Regular seeds are popular among breeders creating new strains, as they offer more genetic variation than feminized seeds. Here are some things to consider before choosing regular seeds for your next grow:.
Creating stable seeds involves years of rigorous breeding, patience and a lot of money. During this time, cultivators will grow many generations of plants and select for those that display desirable traits. Once stable seeds are achieved, growers can expect their resulting phenotypes to exhibit predictable results.
Stable genetics are what make regular cannabis seeds the most desirable option for growers. During the seed-making process, breeders combine stable male and female parent plants. The next generation of offspring is then selected for desired traits and back-crossed with the parental lines. After several generations, the strain begins to stabilise and desirable traits begin to dominate. This process is what allows growers to take cuttings/clones from a single plant that will produce robust descendants. This is also the same reason that cloning is much easier with regular varieties than feminized seeds. This is why reputable seed companies with a focus on stability and potency will offer both feminized and regular cannabis seeds.
While it can be fun to try your hand at breeding cannabis plants, it can also be time-consuming and risky. Regular seeds can produce male plants, and you must monitor the sex of your plants through the growing stage and before they begin to flower to remove any males.
Feminized seeds eliminate the guesswork of identifying and removing male plants, which is why they’re ideal for commercial growers who want to guarantee a specific ratio of female to male plants in their harvest.
With feminized seeds, you can count on every single plant being a female and not producing pollen. In this way, you’ll get twice the yield from your crop and save valuable time and money on maintenance. Nevertheless, many experienced growers prefer to work with regular seeds in order to create their own strains. These plants provide greater genetic variation than feminized ones and offer the chance to discover unique new characteristics through selective breeding.
The phenotype of an organism is the physical expression of its genes. A plant’s height, for example, is a phenotype that can vary between plants with identical genetic makeup. The phenotype can be affected by environmental factors. For this reason, growers use phenotyping to select the strain with the best yields, potency, flavor, and bud density. They also use phenotyping to identify the best cultivars and to create clones of them for mass production.

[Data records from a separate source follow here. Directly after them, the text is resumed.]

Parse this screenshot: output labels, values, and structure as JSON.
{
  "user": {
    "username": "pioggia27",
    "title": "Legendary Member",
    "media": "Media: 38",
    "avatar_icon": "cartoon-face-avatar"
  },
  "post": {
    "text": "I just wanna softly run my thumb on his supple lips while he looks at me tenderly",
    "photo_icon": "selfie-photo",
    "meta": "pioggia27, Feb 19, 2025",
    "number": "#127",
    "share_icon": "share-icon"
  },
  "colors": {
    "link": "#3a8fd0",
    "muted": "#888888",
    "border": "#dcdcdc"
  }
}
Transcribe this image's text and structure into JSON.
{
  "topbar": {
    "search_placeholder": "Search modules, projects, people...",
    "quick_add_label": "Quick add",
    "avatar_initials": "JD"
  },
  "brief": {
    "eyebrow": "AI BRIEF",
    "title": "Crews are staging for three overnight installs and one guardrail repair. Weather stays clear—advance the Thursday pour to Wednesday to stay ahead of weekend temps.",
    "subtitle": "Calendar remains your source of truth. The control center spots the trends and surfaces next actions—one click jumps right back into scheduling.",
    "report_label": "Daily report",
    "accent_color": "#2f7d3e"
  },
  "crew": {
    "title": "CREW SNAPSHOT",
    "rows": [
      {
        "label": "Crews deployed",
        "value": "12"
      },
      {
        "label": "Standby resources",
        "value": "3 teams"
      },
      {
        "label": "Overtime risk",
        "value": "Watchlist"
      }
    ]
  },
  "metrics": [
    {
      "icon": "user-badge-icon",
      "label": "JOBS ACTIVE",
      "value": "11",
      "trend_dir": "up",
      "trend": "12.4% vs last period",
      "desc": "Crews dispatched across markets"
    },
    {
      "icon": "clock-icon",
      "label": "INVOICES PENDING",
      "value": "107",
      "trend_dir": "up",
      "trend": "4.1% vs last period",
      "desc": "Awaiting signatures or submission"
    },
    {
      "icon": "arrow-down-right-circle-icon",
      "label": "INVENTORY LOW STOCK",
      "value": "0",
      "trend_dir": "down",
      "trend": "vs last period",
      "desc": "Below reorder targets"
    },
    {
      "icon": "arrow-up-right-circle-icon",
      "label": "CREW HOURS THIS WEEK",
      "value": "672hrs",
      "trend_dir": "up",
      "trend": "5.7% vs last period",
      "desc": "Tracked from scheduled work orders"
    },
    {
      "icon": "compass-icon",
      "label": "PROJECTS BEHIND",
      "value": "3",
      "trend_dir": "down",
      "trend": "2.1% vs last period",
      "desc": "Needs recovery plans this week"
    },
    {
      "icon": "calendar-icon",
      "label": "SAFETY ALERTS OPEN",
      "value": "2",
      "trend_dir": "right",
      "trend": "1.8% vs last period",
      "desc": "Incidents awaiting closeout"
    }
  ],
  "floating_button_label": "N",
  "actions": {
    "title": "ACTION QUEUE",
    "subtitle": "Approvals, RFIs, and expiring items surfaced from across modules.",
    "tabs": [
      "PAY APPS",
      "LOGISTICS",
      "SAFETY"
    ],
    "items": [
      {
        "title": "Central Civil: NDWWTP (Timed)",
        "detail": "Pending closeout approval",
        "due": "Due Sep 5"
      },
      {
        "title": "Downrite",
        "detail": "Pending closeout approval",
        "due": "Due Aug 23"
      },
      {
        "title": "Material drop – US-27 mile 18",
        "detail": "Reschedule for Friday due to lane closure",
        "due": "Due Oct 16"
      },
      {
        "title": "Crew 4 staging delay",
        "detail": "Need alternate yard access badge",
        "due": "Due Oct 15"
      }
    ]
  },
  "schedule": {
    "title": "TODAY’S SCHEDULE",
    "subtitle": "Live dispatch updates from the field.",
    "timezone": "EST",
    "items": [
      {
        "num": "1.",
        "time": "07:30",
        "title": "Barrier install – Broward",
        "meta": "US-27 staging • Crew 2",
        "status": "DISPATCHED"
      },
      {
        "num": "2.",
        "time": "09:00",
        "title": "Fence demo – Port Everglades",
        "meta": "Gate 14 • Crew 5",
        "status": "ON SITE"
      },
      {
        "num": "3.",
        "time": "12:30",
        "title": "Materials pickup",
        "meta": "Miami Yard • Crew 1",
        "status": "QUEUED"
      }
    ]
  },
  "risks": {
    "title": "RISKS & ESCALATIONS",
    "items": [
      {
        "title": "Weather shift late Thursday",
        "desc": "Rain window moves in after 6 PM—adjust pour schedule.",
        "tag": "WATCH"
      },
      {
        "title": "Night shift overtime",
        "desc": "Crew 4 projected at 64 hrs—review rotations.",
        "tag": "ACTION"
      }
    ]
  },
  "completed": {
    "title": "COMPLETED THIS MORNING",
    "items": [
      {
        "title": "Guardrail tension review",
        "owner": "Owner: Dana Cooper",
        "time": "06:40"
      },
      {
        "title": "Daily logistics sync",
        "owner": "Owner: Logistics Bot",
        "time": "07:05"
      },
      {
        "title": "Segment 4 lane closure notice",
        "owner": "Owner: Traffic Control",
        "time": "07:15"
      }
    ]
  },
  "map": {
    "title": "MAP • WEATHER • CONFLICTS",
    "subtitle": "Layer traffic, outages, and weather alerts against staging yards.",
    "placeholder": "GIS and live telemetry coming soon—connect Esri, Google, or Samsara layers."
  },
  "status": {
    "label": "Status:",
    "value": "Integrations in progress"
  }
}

The ethyl methanesulfonate (EMS) mutagenesis of soybeans has resulted in a wide variety of seed composition phenotypes. Various phenotypes have been found for carbohydrate, protein, and oil content. EMS phenotypes also differ in fatty acid profile. Correlation analyses show that the phenotypes for seed carbohydrate and fatty acid traits have little correlation with each other. However, there is a significant correlation between sucrose and raffinose, and a moderate relationship between stachyose and protein content. In addition, serotiny in soybeans appears to be a result of conflicting selection pressures from fire and seed predation.
Growing regular seeds requires sexing and removal of male plants to prevent hermaphroditism, so they require more attention and care than feminized strains. This can be challenging for beginners and novice growers, but with time and experience it becomes easier to identify male plants and cull them promptly.
If you are interested in exploring the full range of genetic traits and phenotypes, regular seeds may be the best choice for you. With reputable seed banks offering an expansive selection of classic and modern breeds, there is something to suit every grower’s preferences and goals. Cloning is also possible with regular seeds, which makes it easy to duplicate the morphology and flavour profile of your favourite specimens. This is especially helpful for breeders seeking to develop their own strains with unique qualities, such as specific colour or high THC levels.